One of the joys of training is seeing positive changes to your fitness and, let’s be honest, your appearance. But there’s a limit. To better understand overtraining, think of it as under-recovering. Push too hard with insufficient rest and you’ll eventually inflict long-term damage on your health, causing your muscle-growth to plateau or even regress.
2. WASTED EFFORT
Beasting your Friday arms session might not cause any long-term harm, but is it effective? Specific muscle groups can only cope with a certain amount of adaptation in a given time, so six sets won’t be twice as good as three sets. That’s why mixing things up is still the smartest policy.
3. CRASH AND BURNOUT
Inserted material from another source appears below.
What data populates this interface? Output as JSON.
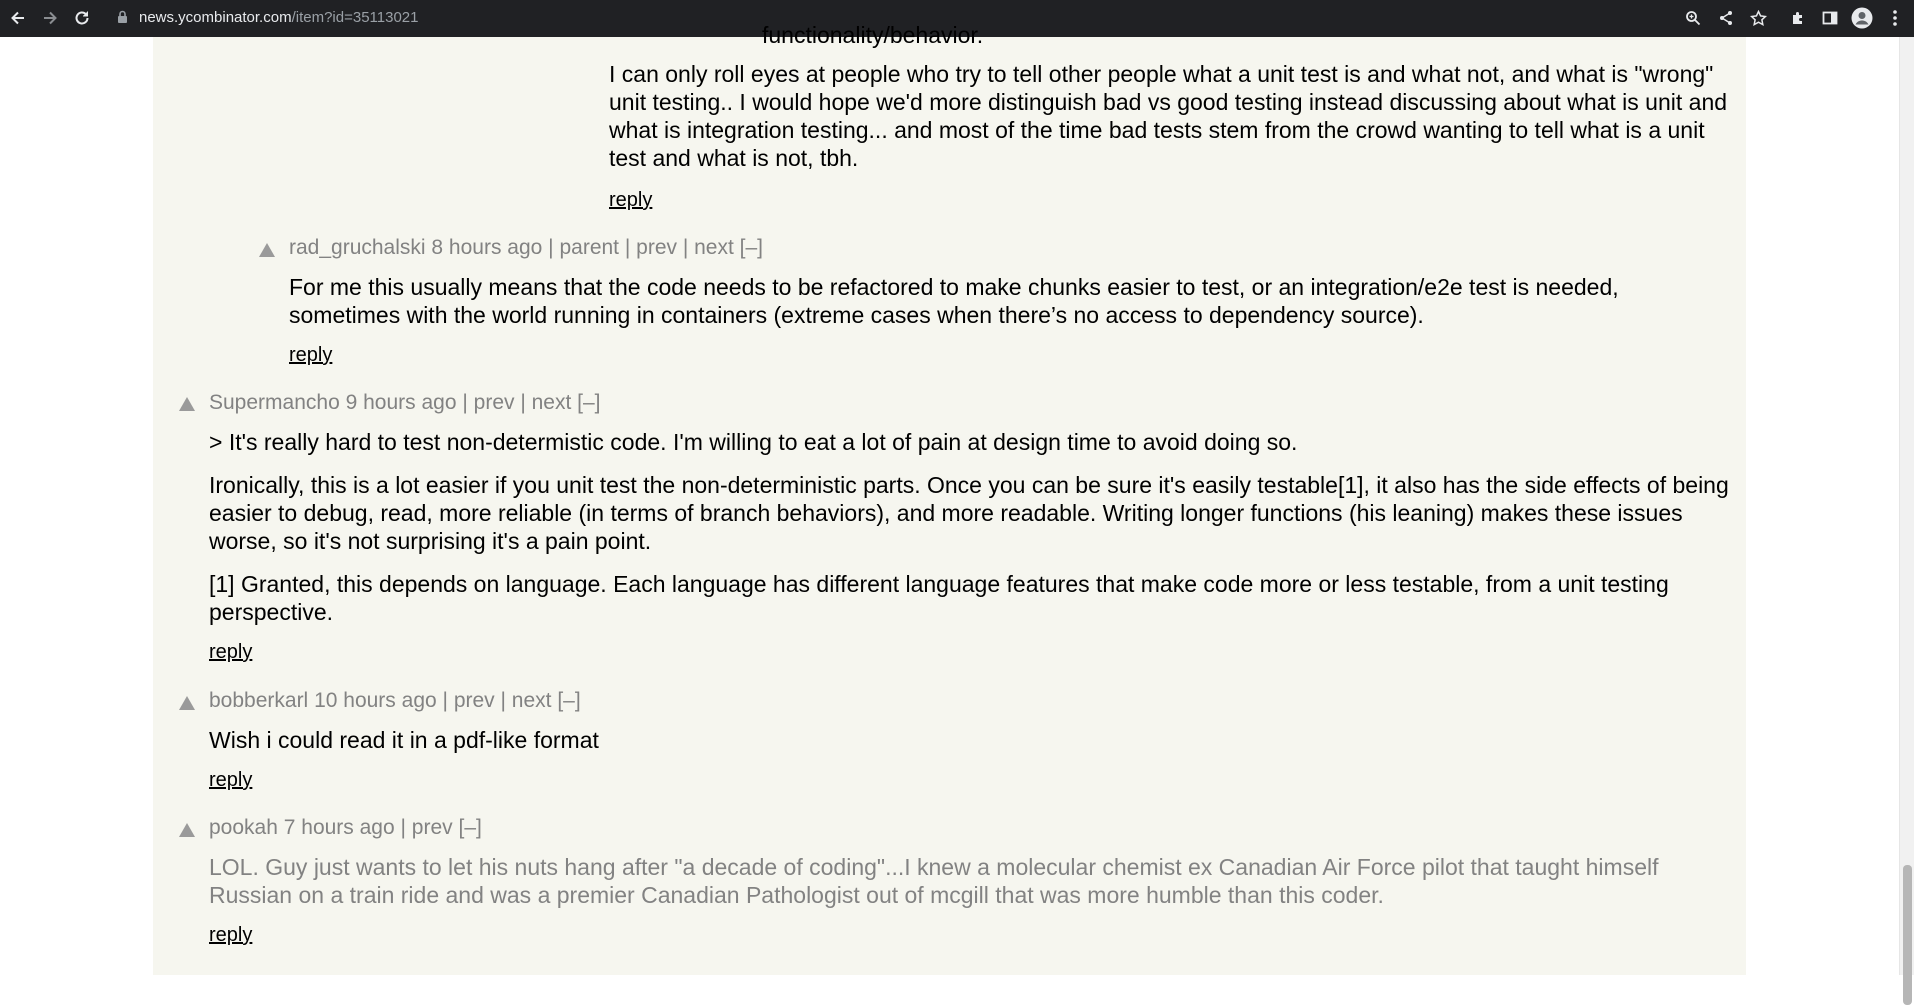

Going too hard, too fast could help you look slightly better in boardies, but you also risk low energy levels and depression. A study in the Journal of Experimental Biology found that men who push beyond their limits increase their creatine kinase levels by five times – an enzyme that will leave you wired and anxious on the beach.
4. PAIN TRAIN
Overtraining can cause disrupted sleep, erectile dysfunction and hypertension after just two weeks, not to mention a decline in athletic performance. Allow this to continue for months and it could lead to overtraining syndrome. Simply stopping won’t immediately reverse the damage: Sports Medicine suggests a full recovery could take years.
5. BRING IT BACK HOME
Long-term success depends on balance. A burst of all-out effort can be successful if it’s followed by a reduction in volume and intensity. It’s a myth that you get bigger and stronger in the gym. In reality, you progress in training’s aftermath, when your body repairs and adapts – aided, perhaps, by a magnesium supplement. By all means go hard, but make sure you go home, too.